If you watched some of the televised Arizona Fall League games in 2014, you saw a first-time experiment: a clock counting down 20 seconds in between pitches with no one on base. The purpose of this clock, along with some other experimental rules, was to speed up the pace of games. The experiments did provide some success, as various reports indicated that the pace and time of games in the AFL were both quicker than the previous fall.
There won't be a pitch clock in the major leagues in 2015, though, reports Jon Morosi of Fox Sports:
The pitch clock received the greatest amount of attention because it was the most radical proposal relative to established baseball practices. Red Sox prospect Keith Couch, who pitched for the league’s Surprise Saguaros, said the 20 seconds were "more than enough time to get your sign and deliver." Reds outfield prospect Kyle Waldrop agreed that the pitch clock was effective, saying it "kept the rhythm of the pitchers at a good pace and the pace of the game quicker." However, sources say the pitch clock has insufficient support among MLB and the MLB Players Association to be implemented in 2015.
That's fair. A clock would be a pretty radical change for a sport that's always prided itself on not being timed, as are other major sports like basketball, football, soccer and hockey. Nevertheless, there is a rule on the books that provides for a time limit between pitches, and in my view it ought to be enforced. Perhaps they just need more trials to work out exactly how this would be implemented. I'd expect more experiments in next October's AFL.
Even though there won't be a pitch clock, Morosi reports that owners will consider the following rule changes (and possibly others) when they meet next week in Arizona:
-- A rule mandating that hitters keep one foot in the batter’s box between pitches, with exceptions that include foul balls, wild pitches, and timeouts being granted. "The one-foot-in-the-box rule is somewhat in effect in the minor leagues, anyway," said Mike Mordecai, a 12-year big leaguer who managed the Mesa Solar Sox. "I only had one or two players say anything to me concerning that rule." "I did like the batter keeping at least one foot in the box," said Waldrop, the Reds prospect. "However, I saw two guys get called out on strikes for stepping out of the box with two strikes. I don’t ever think the bat should be taken out of someone’s hands. I don’t think the fans would want to see that [either]." -- A rule stipulating that runners must slide directly into second base on double plays, as opposed to deviating from their paths with a takeout slide. "Sliding into second will cut down on injuries, both for the fielder and the runner," Mordecai said. "Quite frankly, there aren’t a lot of guys that really know how to bust up double plays. They slide early and never quite get to the fielder."
I like both those ideas. The first will definitely help speed up games even without a clock. The second would avoid the Matt Holliday-type slides that appear intended to do things other than just break up double plays.
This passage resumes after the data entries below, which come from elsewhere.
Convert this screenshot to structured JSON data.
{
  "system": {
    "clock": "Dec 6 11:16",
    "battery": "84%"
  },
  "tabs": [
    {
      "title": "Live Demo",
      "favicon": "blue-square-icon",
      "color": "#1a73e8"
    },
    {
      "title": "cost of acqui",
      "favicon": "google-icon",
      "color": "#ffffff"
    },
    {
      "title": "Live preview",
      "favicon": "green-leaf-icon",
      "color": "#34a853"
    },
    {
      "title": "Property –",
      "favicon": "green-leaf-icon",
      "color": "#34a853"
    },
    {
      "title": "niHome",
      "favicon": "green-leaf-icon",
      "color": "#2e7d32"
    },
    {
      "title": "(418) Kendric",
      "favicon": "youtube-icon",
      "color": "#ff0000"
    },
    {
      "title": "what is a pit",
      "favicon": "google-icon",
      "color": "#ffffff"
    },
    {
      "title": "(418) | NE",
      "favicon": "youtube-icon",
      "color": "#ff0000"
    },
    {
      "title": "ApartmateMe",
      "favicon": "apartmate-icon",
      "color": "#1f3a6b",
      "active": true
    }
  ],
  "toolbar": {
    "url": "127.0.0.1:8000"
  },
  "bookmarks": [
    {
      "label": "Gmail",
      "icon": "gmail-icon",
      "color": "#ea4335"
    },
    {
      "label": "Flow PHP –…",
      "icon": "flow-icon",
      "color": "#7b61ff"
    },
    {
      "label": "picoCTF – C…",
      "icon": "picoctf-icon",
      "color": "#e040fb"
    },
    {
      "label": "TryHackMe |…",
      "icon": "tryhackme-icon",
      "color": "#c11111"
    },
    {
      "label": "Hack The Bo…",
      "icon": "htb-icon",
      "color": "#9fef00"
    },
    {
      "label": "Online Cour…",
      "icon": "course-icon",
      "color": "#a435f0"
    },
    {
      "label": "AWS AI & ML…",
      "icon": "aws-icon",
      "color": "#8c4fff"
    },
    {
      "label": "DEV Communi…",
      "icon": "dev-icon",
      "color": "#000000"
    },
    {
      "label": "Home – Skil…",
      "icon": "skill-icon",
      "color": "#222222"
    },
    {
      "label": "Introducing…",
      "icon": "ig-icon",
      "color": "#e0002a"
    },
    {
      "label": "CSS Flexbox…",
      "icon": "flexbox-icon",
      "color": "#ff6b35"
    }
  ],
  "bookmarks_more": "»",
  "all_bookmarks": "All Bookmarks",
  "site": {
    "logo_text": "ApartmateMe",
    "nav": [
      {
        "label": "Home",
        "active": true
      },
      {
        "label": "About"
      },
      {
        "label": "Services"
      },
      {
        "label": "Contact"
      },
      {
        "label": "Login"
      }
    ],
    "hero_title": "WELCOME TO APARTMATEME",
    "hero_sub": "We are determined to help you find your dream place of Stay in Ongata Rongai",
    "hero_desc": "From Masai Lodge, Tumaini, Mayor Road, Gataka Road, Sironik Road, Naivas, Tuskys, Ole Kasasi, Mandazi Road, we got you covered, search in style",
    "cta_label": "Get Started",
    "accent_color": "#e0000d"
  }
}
Morosi also says that replay review rules could be modified and that the catcher-collision rule (7.13) will get another look:
For now, the essence of Rule 7.13 remains that (a) runners can’t deviate from their pathway to make contact with the catcher (or another player covering the plate), and (b) catchers must be in possession of the ball in order to block the path of a runner trying to score.
I would imagine any changes in the last two (replay and 7.13) will get real workouts during spring-training games.